**Task to complete**
Locate all lines in the data below that hold "icon" and show them.

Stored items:

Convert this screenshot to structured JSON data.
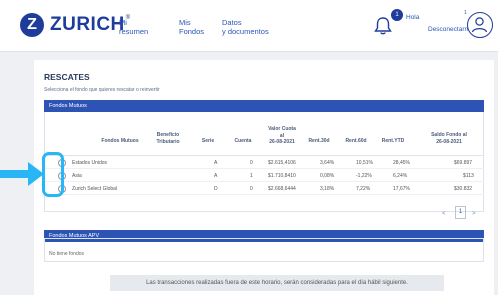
{
  "header": {
    "brand": "ZURICH",
    "brand_mark": "Z",
    "brand_reg": "®",
    "nav": [
      {
        "line1": "Mi",
        "line2": "resumen"
      },
      {
        "line1": "Mis",
        "line2": "Fondos"
      },
      {
        "line1": "Datos",
        "line2": "y documentos"
      }
    ],
    "notification_count": "1",
    "greeting": "Hola",
    "logout_count": "1",
    "logout_label": "Desconectarme"
  },
  "page": {
    "title": "RESCATES",
    "subtitle": "Selecciona el fondo que quieres rescatar o reinvertir"
  },
  "funds_table": {
    "section_label": "Fondos Mutuos",
    "headers": {
      "fondos": "Fondos Mutuos",
      "beneficio": [
        "Beneficio",
        "Tributario"
      ],
      "serie": "Serie",
      "cuenta": "Cuenta",
      "valor_cuota": [
        "Valor Cuota",
        "al",
        "26-08-2021"
      ],
      "rent30": "Rent.30d",
      "rent60": "Rent.60d",
      "rentytd": "Rent.YTD",
      "saldo": [
        "Saldo Fondo al",
        "26-08-2021"
      ]
    },
    "rows": [
      {
        "fondo": "Estados Unidos",
        "serie": "A",
        "cuenta": "0",
        "valor_cuota": "$2.615,4106",
        "rent30": "3,64%",
        "rent60": "10,51%",
        "rentytd": "28,45%",
        "saldo": "$69.897"
      },
      {
        "fondo": "Asia",
        "serie": "A",
        "cuenta": "1",
        "valor_cuota": "$1.710,8410",
        "rent30": "0,08%",
        "rent60": "-1,22%",
        "rentytd": "6,24%",
        "saldo": "$113"
      },
      {
        "fondo": "Zurich Select Global",
        "serie": "D",
        "cuenta": "0",
        "valor_cuota": "$2.668,6444",
        "rent30": "3,18%",
        "rent60": "7,22%",
        "rentytd": "17,67%",
        "saldo": "$30.832"
      }
    ],
    "pager": {
      "prev": "<",
      "current": "1",
      "next": ">"
    }
  },
  "apv_table": {
    "section_label": "Fondos Mutuos APV",
    "empty_text": "No tiene fondos"
  },
  "footer_notice": "Las transacciones realizadas fuera de este horario, serán consideradas para el día hábil siguiente.",
  "colors": {
    "brand": "#1e3c9a",
    "section_bar": "#2d54b5",
    "highlight": "#29b6f6"
  }
}
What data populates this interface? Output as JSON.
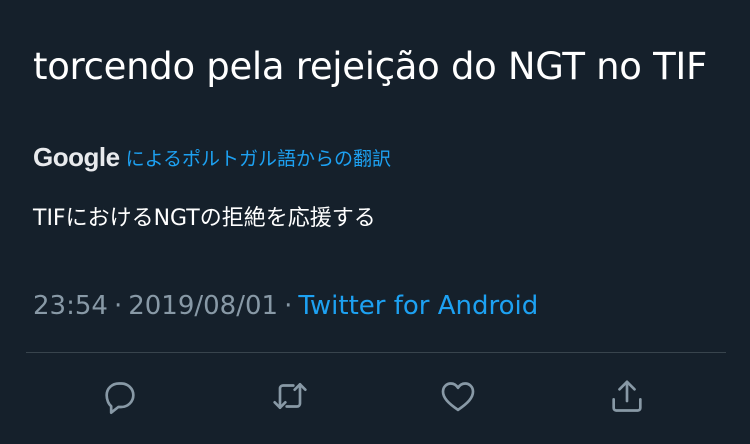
{
  "tweet": {
    "text": "torcendo pela rejeição do NGT no TIF"
  },
  "translation": {
    "provider_logo_text": "Google",
    "label": "によるポルトガル語からの翻訳",
    "translated_text": "TIFにおけるNGTの拒絶を応援する"
  },
  "meta": {
    "time": "23:54",
    "separator": "·",
    "date": "2019/08/01",
    "source": "Twitter for Android"
  },
  "actions": [
    {
      "name": "reply",
      "icon": "reply-icon"
    },
    {
      "name": "retweet",
      "icon": "retweet-icon"
    },
    {
      "name": "like",
      "icon": "heart-icon"
    },
    {
      "name": "share",
      "icon": "share-icon"
    }
  ],
  "colors": {
    "background": "#15202b",
    "text": "#ffffff",
    "secondary_text": "#8899a6",
    "accent": "#1da1f2",
    "divider": "#38444d"
  }
}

**Worked solution**
      "icon": "reply-icon"
      "icon": "retweet-icon"
      "icon": "heart-icon"
      "icon": "share-icon"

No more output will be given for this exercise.